New Delhi: The government is unlikely to lift the restrictions on international flights immediately, a senior civil aviation ministry official has indicated, saying current frequencies under air bubble arrangements are adequate to meet the demand.
Scheduled international passenger flights to and from India remain suspended since March last year amid the coronavirus pandemic.
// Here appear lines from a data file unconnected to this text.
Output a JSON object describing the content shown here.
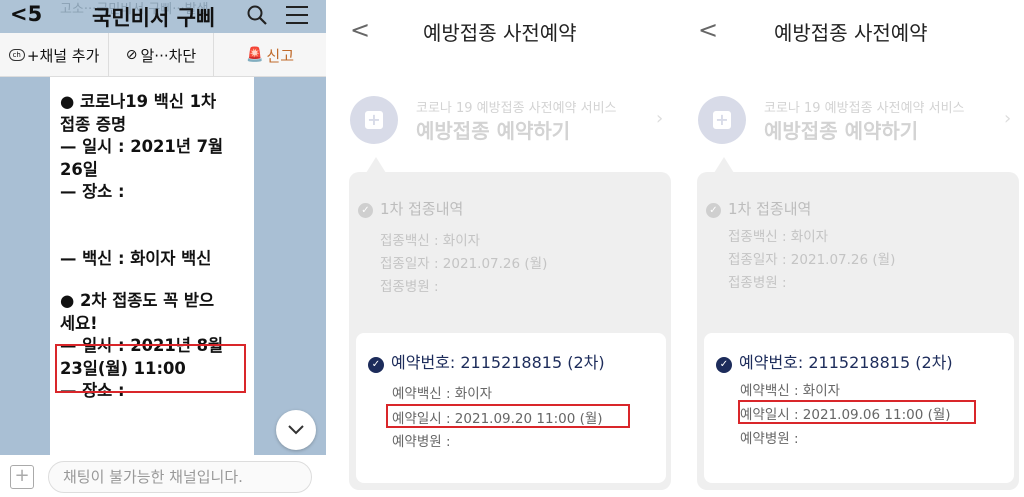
{
  "chat": {
    "ghost_text": "고소···국민비서 구삐···발생",
    "back_label": "<",
    "back_count": "5",
    "title": "국민비서 구삐",
    "icons": {
      "search": "search-icon",
      "menu": "menu-icon"
    },
    "actions": [
      {
        "icon": "ch",
        "label": "+채널 추가"
      },
      {
        "icon": "⊘",
        "label": "알···차단"
      },
      {
        "icon": "🚨",
        "label": "신고"
      }
    ],
    "message_lines": [
      "● 코로나19 백신 1차",
      "접종 증명",
      "— 일시 : 2021년 7월",
      "26일",
      "— 장소 :",
      "— 백신 : 화이자 백신",
      "● 2차 접종도 꼭 받으",
      "세요!",
      "— 일시 : 2021년 8월",
      "23일(월) 11:00",
      "—  장소 :"
    ],
    "input_placeholder": "채팅이 불가능한 채널입니다.",
    "highlight_color": "#d9262a"
  },
  "panels": [
    {
      "back_label": "<",
      "title": "예방접종 사전예약",
      "service_sub": "코로나 19 예방접종 사전예약 서비스",
      "service_main": "예방접종 예약하기",
      "dose1": {
        "title": "1차 접종내역",
        "vaccine": "접종백신 : 화이자",
        "date": "접종일자 : 2021.07.26 (월)",
        "hospital": "접종병원 :"
      },
      "reservation": {
        "number": "예약번호: 2115218815 (2차)",
        "vaccine": "예약백신 : 화이자",
        "datetime": "예약일시 : 2021.09.20 11:00 (월)",
        "hospital": "예약병원 :"
      }
    },
    {
      "back_label": "<",
      "title": "예방접종 사전예약",
      "service_sub": "코로나 19 예방접종 사전예약 서비스",
      "service_main": "예방접종 예약하기",
      "dose1": {
        "title": "1차 접종내역",
        "vaccine": "접종백신 : 화이자",
        "date": "접종일자 : 2021.07.26 (월)",
        "hospital": "접종병원 :"
      },
      "reservation": {
        "number": "예약번호: 2115218815 (2차)",
        "vaccine": "예약백신 : 화이자",
        "datetime": "예약일시 : 2021.09.06 11:00 (월)",
        "hospital": "예약병원 :"
      }
    }
  ],
  "colors": {
    "navy": "#1d2c5b",
    "highlight": "#d9262a",
    "chat_bg": "#a9bfd4"
  }
}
India has air bubble arrangements with more than 25 countries for operating international flights.
Civil Aviation Secretary Rajiv Bansal told PTI that the current frequencies available under the air bubble arrangements are adequate to meet the demand and there is not much demand for international routes as the visa regime is very restrictive.
He also noted that in certain sectors such as the US and Canada, airlines have 30 to 40 per cent load factors for mid-December 2021. “We can surely consider opening once demand nears pre-COVID levels.”
Speaking on the sidelines after the inauguration of the Kushinagar international airport in Uttar Pradesh on Wednesday, Bansal also said that if there is a need, then air bubble arrangements can be expanded.
Under an air bubble arrangement between two countries, international passenger flights can be operated by their respective carriers into each other’s territories subject to certain conditions.
Currently, India has air bubble arrangements with 28 countries, including the US, the UK, Germany and Japan.
To a query on when fare bands are likely to be removed, Bansal said a call would be taken “once demand returns to pre-COVID levels”.
Domestic air services resumed after two months on May 25, 2020.